Photodynamic therapy (PDT) is a treatment that uses special drugs, sometimes called photosensitizing agents,along with light to kill cancer cells. The drugs only work after they have been activated or “turned on” by certain kinds of light. PDT may also be called photoradiation therapy, phototherapy, or photochemotherapy.
Depending on the part of the body being treated, the photosensitizing agent is either put into the bloodstream through a vein or put on the skin. Over a certain amount of time the drug is absorbed by the cancer cells. Then light is applied to the area to be treated. The light causes the drug to react and form a special kind of oxygen molecule that kills the cells. PDT might also help by destroying the blood vessels that feed the cancer cells and by alerting the immune system to attack the cancer.
The period of time between when the drug is given and when the light is applied is called the drug-to-light interval. It can be anywhere from a couple of hours to a couple of days, depending on the drug used.
The light used in PDT comes from certain kinds of lasers or from light-emitting diodes (LEDs). The kind of light used depends on the type of cancer and where it is located in the body.

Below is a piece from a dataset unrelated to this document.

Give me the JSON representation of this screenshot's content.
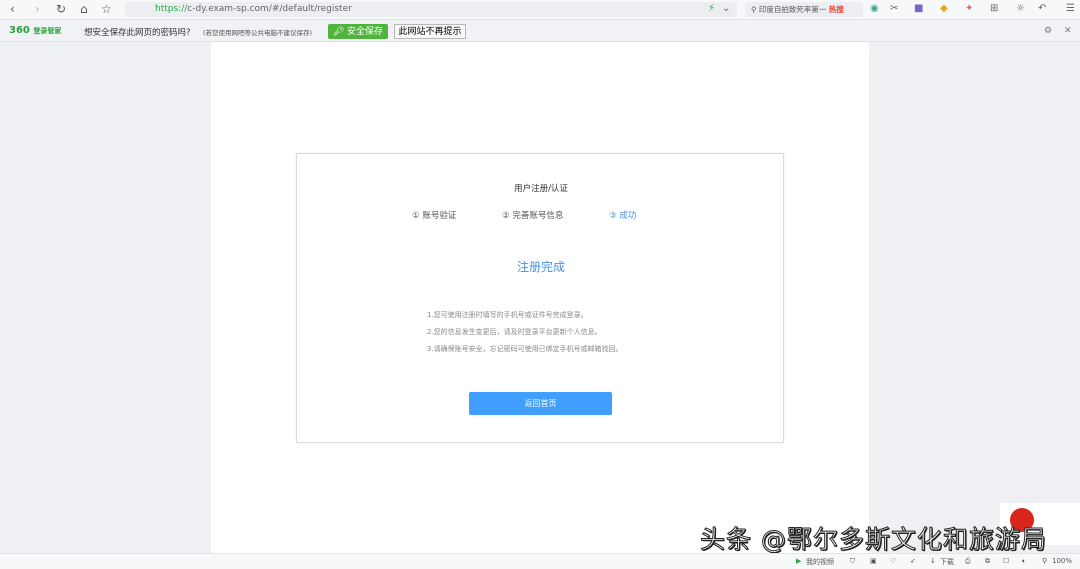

PDT is usually done as an outpatient procedure (meaning you won’t have to stay in the hospital) but is sometimes combined with surgery, chemotherapy or other anti-cancer drugs, or radiation therapy.
Pros and cons of PDT
Studies have shown that PDT can work as well as surgery or radiation therapy in treating certain kinds of cancers and pre-cancers. It has some advantages, such as:
- It has no long-term side effects when used properly.
- It’s less invasive than surgery.
- It usually takes only a short time and is most often done as an outpatient procedure.
- It can be targeted very precisely.
- Unlike radiation, PDT can be repeated many times at the same site if needed.
- There’s usually little or no scarring after the site heals.
- It often costs less than other cancer treatments.